** Records shown **
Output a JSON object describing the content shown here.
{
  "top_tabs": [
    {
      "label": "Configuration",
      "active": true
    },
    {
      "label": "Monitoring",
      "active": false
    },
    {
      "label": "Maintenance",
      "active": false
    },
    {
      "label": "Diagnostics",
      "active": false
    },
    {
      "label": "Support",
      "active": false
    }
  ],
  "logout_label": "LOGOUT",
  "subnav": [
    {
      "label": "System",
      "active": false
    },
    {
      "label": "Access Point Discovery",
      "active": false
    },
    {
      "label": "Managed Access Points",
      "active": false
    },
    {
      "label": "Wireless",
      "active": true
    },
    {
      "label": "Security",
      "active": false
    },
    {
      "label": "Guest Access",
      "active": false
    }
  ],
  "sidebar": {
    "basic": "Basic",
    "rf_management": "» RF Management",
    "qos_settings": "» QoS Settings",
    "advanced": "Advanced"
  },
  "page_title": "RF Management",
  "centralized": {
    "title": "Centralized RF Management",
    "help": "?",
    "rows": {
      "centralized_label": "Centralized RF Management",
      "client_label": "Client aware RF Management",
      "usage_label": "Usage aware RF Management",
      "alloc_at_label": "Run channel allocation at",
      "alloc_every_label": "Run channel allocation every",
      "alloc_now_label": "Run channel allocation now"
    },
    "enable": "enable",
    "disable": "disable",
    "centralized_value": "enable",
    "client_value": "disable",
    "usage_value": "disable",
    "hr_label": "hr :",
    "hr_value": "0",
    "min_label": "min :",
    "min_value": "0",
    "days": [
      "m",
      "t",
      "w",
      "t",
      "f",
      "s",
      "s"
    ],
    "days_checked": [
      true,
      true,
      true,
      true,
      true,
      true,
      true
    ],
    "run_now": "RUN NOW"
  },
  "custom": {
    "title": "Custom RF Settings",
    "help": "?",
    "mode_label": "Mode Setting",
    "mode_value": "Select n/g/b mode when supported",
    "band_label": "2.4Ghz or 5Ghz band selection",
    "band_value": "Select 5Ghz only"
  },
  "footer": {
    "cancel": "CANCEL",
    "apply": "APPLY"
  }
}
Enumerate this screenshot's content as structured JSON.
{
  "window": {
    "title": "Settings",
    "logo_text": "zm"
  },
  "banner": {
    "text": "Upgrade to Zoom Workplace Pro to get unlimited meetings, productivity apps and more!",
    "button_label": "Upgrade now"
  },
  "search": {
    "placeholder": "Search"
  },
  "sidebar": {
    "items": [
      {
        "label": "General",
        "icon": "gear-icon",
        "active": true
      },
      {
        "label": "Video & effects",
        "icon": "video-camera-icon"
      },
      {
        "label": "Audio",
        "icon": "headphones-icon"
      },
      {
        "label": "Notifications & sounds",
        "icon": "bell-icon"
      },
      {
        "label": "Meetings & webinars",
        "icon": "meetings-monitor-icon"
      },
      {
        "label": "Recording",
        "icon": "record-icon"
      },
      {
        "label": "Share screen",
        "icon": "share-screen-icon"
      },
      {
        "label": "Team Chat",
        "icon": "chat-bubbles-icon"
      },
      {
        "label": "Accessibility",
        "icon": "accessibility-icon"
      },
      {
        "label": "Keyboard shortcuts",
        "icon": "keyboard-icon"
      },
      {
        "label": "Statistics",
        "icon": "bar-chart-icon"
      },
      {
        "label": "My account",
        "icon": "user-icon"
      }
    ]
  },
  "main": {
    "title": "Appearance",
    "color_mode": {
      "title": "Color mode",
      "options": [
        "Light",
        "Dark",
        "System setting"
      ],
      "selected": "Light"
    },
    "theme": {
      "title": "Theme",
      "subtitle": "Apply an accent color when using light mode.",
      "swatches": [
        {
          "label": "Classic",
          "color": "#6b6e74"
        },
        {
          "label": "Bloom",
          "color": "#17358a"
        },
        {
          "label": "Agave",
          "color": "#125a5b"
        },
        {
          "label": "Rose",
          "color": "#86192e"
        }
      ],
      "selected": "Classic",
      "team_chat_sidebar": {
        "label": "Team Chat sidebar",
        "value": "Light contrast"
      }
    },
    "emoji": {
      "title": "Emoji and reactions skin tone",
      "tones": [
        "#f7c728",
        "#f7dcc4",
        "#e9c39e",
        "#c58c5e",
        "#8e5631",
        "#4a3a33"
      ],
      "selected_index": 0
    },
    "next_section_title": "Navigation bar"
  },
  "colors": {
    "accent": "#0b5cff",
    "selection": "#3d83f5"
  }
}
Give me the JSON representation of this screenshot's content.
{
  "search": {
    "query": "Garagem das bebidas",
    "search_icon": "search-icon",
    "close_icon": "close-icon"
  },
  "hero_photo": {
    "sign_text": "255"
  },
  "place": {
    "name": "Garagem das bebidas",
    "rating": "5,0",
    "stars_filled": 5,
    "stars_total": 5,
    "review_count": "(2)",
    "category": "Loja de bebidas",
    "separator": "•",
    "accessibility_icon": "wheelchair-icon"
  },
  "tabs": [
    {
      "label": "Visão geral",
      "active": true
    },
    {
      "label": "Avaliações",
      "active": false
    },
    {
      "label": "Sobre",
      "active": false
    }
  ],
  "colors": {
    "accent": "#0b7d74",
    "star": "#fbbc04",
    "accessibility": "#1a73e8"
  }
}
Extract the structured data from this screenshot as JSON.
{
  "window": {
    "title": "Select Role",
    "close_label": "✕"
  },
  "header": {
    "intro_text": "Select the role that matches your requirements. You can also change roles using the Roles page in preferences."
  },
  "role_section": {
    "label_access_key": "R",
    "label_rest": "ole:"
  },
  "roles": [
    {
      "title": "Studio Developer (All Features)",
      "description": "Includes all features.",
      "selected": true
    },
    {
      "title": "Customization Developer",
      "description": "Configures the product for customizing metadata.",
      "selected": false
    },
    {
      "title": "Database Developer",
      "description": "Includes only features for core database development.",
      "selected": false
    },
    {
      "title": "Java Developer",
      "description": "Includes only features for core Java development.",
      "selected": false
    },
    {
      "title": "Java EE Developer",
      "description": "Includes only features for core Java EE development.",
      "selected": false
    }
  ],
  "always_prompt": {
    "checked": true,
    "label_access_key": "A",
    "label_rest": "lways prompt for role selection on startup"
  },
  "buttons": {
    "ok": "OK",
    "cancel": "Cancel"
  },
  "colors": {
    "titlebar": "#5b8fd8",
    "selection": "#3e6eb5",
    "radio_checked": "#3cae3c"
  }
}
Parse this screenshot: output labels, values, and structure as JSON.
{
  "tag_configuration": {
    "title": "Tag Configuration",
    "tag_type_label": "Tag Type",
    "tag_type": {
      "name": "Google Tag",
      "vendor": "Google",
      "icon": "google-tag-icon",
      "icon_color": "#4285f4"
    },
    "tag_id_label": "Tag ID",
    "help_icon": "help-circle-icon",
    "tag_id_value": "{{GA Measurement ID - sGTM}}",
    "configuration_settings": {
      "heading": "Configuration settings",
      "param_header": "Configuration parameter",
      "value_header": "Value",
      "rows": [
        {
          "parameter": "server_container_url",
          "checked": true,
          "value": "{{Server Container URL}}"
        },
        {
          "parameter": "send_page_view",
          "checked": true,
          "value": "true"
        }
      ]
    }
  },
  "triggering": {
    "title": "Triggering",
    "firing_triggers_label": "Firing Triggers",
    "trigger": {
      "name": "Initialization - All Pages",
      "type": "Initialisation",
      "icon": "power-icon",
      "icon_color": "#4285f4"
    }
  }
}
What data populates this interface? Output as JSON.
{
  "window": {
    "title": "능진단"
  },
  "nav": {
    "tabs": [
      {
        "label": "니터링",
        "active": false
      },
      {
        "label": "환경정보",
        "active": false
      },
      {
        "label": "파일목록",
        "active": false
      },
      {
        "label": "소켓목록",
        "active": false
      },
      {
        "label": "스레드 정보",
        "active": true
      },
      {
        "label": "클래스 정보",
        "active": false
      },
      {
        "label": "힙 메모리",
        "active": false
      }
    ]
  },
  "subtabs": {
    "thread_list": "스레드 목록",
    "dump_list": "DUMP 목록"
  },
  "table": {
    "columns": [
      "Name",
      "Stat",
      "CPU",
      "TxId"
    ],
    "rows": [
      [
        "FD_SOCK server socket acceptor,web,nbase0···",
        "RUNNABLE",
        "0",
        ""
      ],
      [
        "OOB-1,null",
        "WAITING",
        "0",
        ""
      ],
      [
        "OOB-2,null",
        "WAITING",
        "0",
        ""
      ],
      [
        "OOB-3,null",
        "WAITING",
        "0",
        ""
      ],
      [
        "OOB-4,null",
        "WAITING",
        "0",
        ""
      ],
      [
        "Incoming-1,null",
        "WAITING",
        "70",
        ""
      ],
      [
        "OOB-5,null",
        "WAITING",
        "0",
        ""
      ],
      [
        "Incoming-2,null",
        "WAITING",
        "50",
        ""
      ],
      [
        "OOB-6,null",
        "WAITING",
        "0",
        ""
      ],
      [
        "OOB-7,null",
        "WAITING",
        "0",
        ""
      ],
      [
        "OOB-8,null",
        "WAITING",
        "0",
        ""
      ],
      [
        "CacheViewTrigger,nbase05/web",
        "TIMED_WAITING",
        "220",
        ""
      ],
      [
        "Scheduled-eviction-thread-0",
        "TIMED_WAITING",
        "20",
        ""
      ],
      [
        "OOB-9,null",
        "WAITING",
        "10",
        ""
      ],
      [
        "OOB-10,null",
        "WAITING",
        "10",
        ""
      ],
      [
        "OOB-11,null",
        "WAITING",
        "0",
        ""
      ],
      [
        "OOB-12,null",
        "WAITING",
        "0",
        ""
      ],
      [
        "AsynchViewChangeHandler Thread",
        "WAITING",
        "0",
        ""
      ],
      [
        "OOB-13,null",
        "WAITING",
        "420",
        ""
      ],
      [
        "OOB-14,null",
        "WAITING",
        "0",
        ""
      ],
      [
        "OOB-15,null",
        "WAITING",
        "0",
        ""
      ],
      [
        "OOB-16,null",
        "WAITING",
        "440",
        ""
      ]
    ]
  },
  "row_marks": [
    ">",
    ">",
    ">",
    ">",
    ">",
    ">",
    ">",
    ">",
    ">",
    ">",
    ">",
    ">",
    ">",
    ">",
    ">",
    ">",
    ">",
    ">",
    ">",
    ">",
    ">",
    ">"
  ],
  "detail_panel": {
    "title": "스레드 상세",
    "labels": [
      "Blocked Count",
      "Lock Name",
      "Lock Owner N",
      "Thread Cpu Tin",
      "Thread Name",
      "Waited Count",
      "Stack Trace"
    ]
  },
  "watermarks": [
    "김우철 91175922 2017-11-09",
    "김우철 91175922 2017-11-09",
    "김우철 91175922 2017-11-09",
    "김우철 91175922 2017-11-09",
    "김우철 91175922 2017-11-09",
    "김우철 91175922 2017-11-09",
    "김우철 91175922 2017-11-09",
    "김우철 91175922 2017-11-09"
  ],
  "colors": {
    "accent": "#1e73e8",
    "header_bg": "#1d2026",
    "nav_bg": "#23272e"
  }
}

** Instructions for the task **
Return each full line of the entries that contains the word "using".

** Response box **
      "subtitle": "Apply an accent color when using light mode.",
    "intro_text": "Select the role that matches your requirements. You can also change roles using the Roles page in preferences."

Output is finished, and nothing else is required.